  • fileIDs - The IDs of the files that will be uploaded to this Assembly.
uppy.on('transloadit:assembly-created', (assembly, fileIDs) => {
  console.group('Created', assembly.assembly_id, 'for files:')
  for (const id of fileIDs) {


Fired when Transloadit has received an upload.


  • file - The Transloadit file object that was uploaded.
  • assembly - The Assembly Status of the Assembly to which the file was uploaded.


Fired when Transloadit has received all uploads, and is executing the Assembly.



Fired when a result came in from an Assembly.


  • stepName - The name of the Assembly step that generated this result.
  • result - The result object from Transloadit.
    This result object has one more property, namely localId.
    This is the ID of the file in Uppy’s local state, and can be used with uppy.getFile(id).
  • assembly - The Assembly Status of the Assembly that generated this result.
uppy.on('transloadit:result', (stepName, result) => {
  const file = uppy.getFile(result.localId)
      <h2>From ${file.name}</h2>
      <a href=${result.ssl_url}> View </a>


Fired when an Assembly completed.


uppy.on('transloadit:complete', (assembly) => {
  // Could do something fun with this!

Assembly behavior when Uppy is closed

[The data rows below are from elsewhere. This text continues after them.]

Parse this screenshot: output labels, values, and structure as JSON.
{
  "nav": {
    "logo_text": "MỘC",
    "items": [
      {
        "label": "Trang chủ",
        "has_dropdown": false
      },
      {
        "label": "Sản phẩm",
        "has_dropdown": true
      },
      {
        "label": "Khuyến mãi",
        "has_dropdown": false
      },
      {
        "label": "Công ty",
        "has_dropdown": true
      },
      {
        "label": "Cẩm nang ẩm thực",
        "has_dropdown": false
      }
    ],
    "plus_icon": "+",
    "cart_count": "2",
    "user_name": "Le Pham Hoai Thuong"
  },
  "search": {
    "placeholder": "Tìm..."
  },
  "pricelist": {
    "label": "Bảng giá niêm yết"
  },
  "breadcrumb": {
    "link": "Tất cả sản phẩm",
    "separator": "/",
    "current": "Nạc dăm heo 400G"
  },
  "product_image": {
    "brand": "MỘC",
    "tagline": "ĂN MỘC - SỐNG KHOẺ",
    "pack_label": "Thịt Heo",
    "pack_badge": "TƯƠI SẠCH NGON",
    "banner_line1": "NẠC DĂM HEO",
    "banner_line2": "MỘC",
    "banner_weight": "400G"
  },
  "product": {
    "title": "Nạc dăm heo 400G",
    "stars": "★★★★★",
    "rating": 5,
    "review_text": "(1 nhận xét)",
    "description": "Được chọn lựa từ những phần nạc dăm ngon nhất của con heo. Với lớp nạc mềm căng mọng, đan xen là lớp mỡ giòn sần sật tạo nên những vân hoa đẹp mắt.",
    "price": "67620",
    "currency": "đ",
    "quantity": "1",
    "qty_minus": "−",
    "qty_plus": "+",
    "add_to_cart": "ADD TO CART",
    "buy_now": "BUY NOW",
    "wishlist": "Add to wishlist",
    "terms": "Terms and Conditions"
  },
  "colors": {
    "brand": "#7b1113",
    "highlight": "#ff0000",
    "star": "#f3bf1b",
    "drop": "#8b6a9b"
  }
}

When integrating @uppy/transloadit with @uppy/dashboard, closing the dashboard will result in continuing assemblies on the server. When the user manually cancels the upload any running assemblies will be cancelled.